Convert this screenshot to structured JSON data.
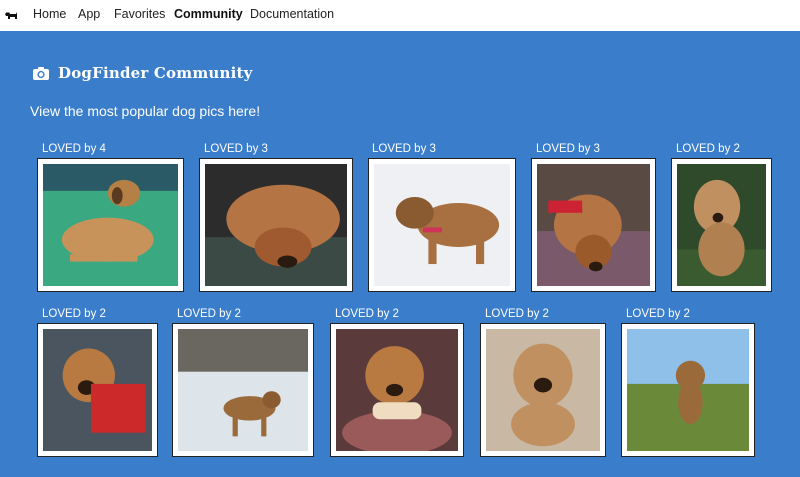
{
  "nav": {
    "brand_icon": "dog-icon",
    "items": [
      {
        "label": "Home",
        "active": false
      },
      {
        "label": "App",
        "active": false
      },
      {
        "label": "Favorites",
        "active": false
      },
      {
        "label": "Community",
        "active": true
      },
      {
        "label": "Documentation",
        "active": false
      }
    ]
  },
  "header": {
    "icon": "camera-icon",
    "title": "DogFinder Community",
    "subtitle": "View the most popular dog pics here!"
  },
  "colors": {
    "background": "#3a7ecb",
    "nav_background": "#ffffff"
  },
  "gallery": {
    "rows": [
      [
        {
          "loved": "LOVED by 4"
        },
        {
          "loved": "LOVED by 3"
        },
        {
          "loved": "LOVED by 3"
        },
        {
          "loved": "LOVED by 3"
        },
        {
          "loved": "LOVED by 2"
        }
      ],
      [
        {
          "loved": "LOVED by 2"
        },
        {
          "loved": "LOVED by 2"
        },
        {
          "loved": "LOVED by 2"
        },
        {
          "loved": "LOVED by 2"
        },
        {
          "loved": "LOVED by 2"
        }
      ]
    ]
  }
}
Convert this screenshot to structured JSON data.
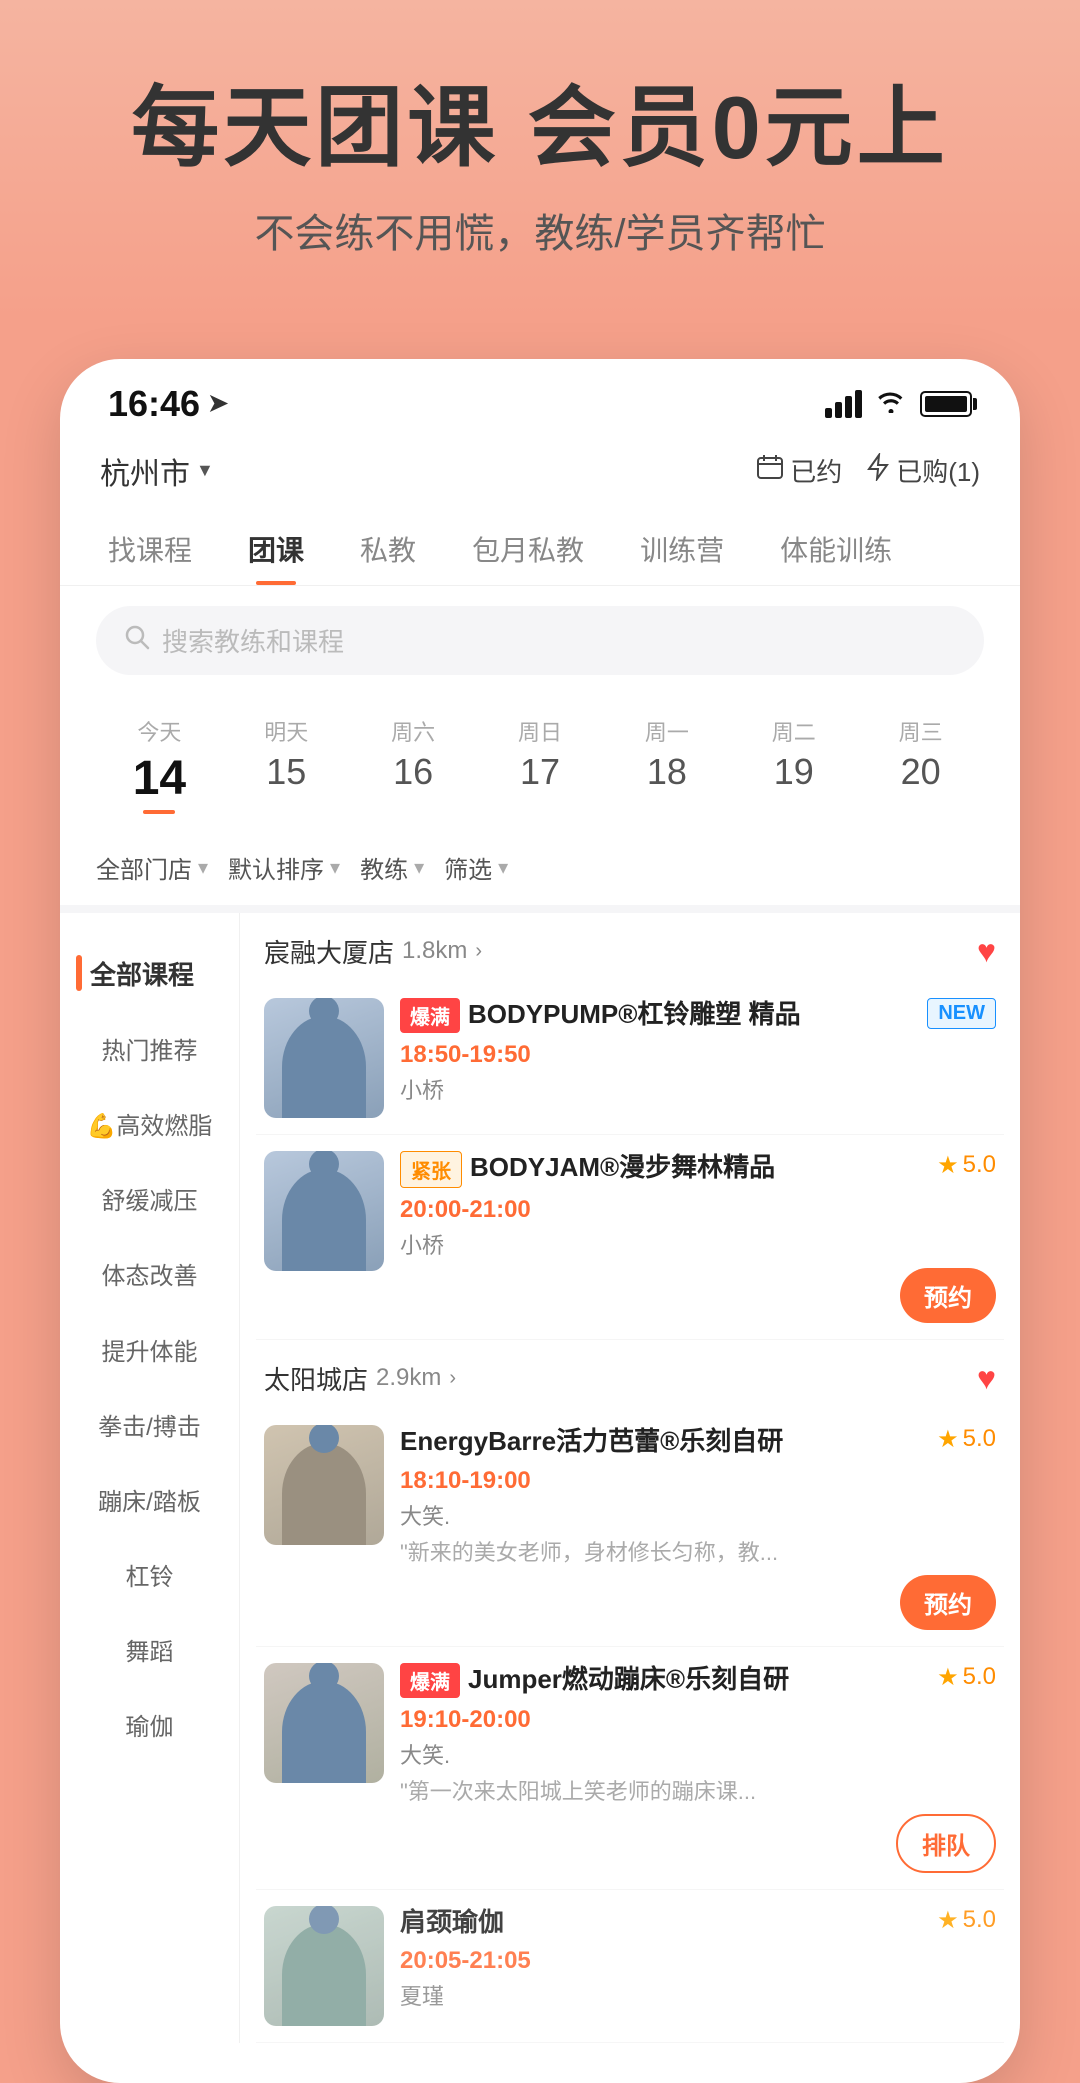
{
  "hero": {
    "title": "每天团课 会员0元上",
    "subtitle": "不会练不用慌，教练/学员齐帮忙"
  },
  "status_bar": {
    "time": "16:46",
    "nav_icon": "➤"
  },
  "top_bar": {
    "city": "杭州市",
    "booked_label": "已约",
    "purchased_label": "已购(1)"
  },
  "nav_tabs": [
    {
      "label": "找课程",
      "active": false
    },
    {
      "label": "团课",
      "active": true
    },
    {
      "label": "私教",
      "active": false
    },
    {
      "label": "包月私教",
      "active": false
    },
    {
      "label": "训练营",
      "active": false
    },
    {
      "label": "体能训练",
      "active": false
    }
  ],
  "search": {
    "placeholder": "搜索教练和课程"
  },
  "dates": [
    {
      "label": "今天",
      "num": "14",
      "today": true
    },
    {
      "label": "明天",
      "num": "15",
      "today": false
    },
    {
      "label": "周六",
      "num": "16",
      "today": false
    },
    {
      "label": "周日",
      "num": "17",
      "today": false
    },
    {
      "label": "周一",
      "num": "18",
      "today": false
    },
    {
      "label": "周二",
      "num": "19",
      "today": false
    },
    {
      "label": "周三",
      "num": "20",
      "today": false
    }
  ],
  "filters": [
    {
      "label": "全部门店"
    },
    {
      "label": "默认排序"
    },
    {
      "label": "教练"
    },
    {
      "label": "筛选"
    }
  ],
  "sidebar": {
    "active": "全部课程",
    "items": [
      "热门推荐",
      "💪高效燃脂",
      "舒缓减压",
      "体态改善",
      "提升体能",
      "拳击/搏击",
      "蹦床/踏板",
      "杠铃",
      "舞蹈",
      "瑜伽"
    ]
  },
  "stores": [
    {
      "name": "宸融大厦店",
      "dist": "1.8km",
      "favorited": true,
      "courses": [
        {
          "tag": "爆满",
          "tag_type": "red",
          "name": "BODYPUMP®杠铃雕塑 精品",
          "badge": "NEW",
          "time": "18:50-19:50",
          "trainer": "小桥",
          "rating": null,
          "desc": "",
          "action": "none",
          "thumb_color": "#b0bed0"
        },
        {
          "tag": "紧张",
          "tag_type": "yellow",
          "name": "BODYJAM®漫步舞林精品",
          "badge": null,
          "time": "20:00-21:00",
          "trainer": "小桥",
          "rating": "5.0",
          "desc": "",
          "action": "reserve",
          "thumb_color": "#b0bed0"
        }
      ]
    },
    {
      "name": "太阳城店",
      "dist": "2.9km",
      "favorited": true,
      "courses": [
        {
          "tag": null,
          "tag_type": null,
          "name": "EnergyBarre活力芭蕾®乐刻自研",
          "badge": null,
          "time": "18:10-19:00",
          "trainer": "大笑.",
          "rating": "5.0",
          "desc": "\"新来的美女老师，身材修长匀称，教...",
          "action": "reserve",
          "thumb_color": "#c8c0b0"
        },
        {
          "tag": "爆满",
          "tag_type": "red",
          "name": "Jumper燃动蹦床®乐刻自研",
          "badge": null,
          "time": "19:10-20:00",
          "trainer": "大笑.",
          "rating": "5.0",
          "desc": "\"第一次来太阳城上笑老师的蹦床课...",
          "action": "queue",
          "thumb_color": "#c8c0b0"
        },
        {
          "tag": null,
          "tag_type": null,
          "name": "肩颈瑜伽",
          "badge": null,
          "time": "20:05-21:05",
          "trainer": "夏瑾",
          "rating": "5.0",
          "desc": "",
          "action": "reserve",
          "thumb_color": "#b8c8c0"
        }
      ]
    }
  ]
}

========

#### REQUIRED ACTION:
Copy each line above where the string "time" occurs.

#### ANSWER FOR THE TASK:
    "time": "16:46",
          "time": "18:50-19:50",
          "time": "20:00-21:00",
          "time": "18:10-19:00",
          "time": "19:10-20:00",
          "time": "20:05-21:05",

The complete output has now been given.